you can use any sample length you want 1,2,4,64(I suggest32 or 64)you’ll have just tune it afterwards and then, everything you draw in it by hand will remain in tune
why 168 samples?
168 samples at 44100 samplerate is (roughly) the duration of a single waveform cycle tuned to middle C.
Middle C is ~261.626 Hz
44100 / 261.626 = 168.56
If you’re working at 48000 samplerate then it would be 183.46 samples, and at 96000 it would be 366.93 samples.
Using 366.93 samples (rounded up to 367) at 96000 samplerate is actually quite a nice one to work with, because you can get pretty a low margin of error in the tuning. Basically, when rounding 366.93 up to 367, you are only 0.07 samples out of tune from the ideal cycle length. In practise, you don’t even really have to compensate for this error by adjusting the sample finetune property, as it will likely never be audible during any normal situations — only when specifically looking/listening for it during boring technical tests
It’s a pity that 44000 isn’t a “real” samplerate, because then we could use exactly 100 samples for a perfectly tuned A 440Hz, or 200 samples for 220 Hz, or 400 samples for 110 Hz, and so on. Technically, you can hack this by creating a 44000 Hz sample in an external editor such as Wavosaur, and Renoise will happily load it, but it’s still a bit awkward.
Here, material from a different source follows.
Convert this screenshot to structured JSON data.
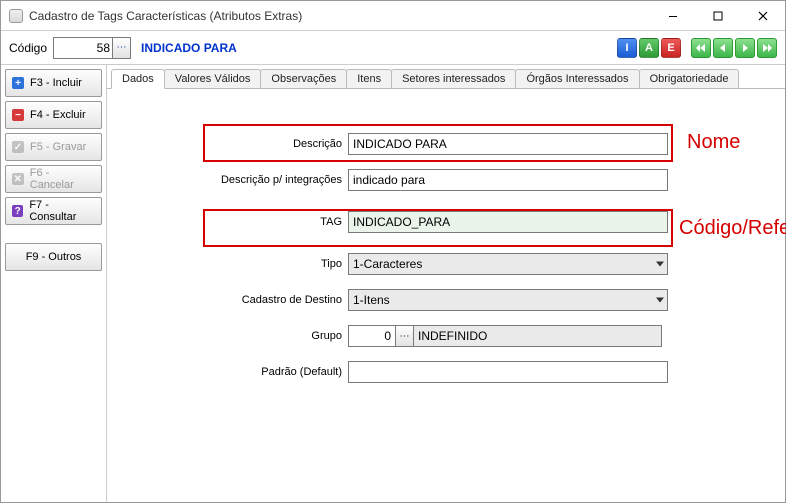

Ah well… can’t win them all!
I usually won’t hand-draw, but often create short loops out of wavecycles from recorded material. Now tuning is always a hassle. What is the default playback key/rate for renoise samples? I guess you can’t calculate with the samplerate you’re using with your soundcard, because then all sample instruments would be out of tune when you change rate for the same project. Is it always 44.1 for middle c for a 44.1 sample? Sorry if it’s in the docs, I’m too lazy to read now.
Other than that it should be easy to calculate close to perfect tuning from wavecycle loop lengths to note offset & cent finetune. You just need to know the parameters (middle c rate/the individual sample rate). Maybe it would be a cool idea to have a pre-baked table, or better a little tool, to get tuning for wavecycles perfect without having to brain it out or tune by ears or the spectrograph. Extremely perfect tuning shouldn’t be necesarry (yeah, you know how much instruments like guitars can drift from “perfect” tuning in time or by different pressure on the strings/frets, the neck, or by different attack strengths, without sounding off-tune at all?), other than for having 2 wavecycles layered when no phasing difference should happen, but then you’d usually just use same loop lengths + the very same tuning.
Not exactly what is being asked for but this might be handy - http://www.renoise.com/tools/easy-tune
@dblue: thanks for that awesome and in depth explanation. 96000 samplerate with 367 samples length comes very close to perfect tuning according to the gtune VST tuner.
I also managed to get 100% perfect tuning (on any hand-drawn single cycle waveform) with these settings: samplerate 44100Hz (16bit mono), number of samples 128, transpose -5st, finetune 30…A4 was registered as 440.00HZ in the tuner, A3 at 220.00Hz, A2 at 110.00Hz, very nice.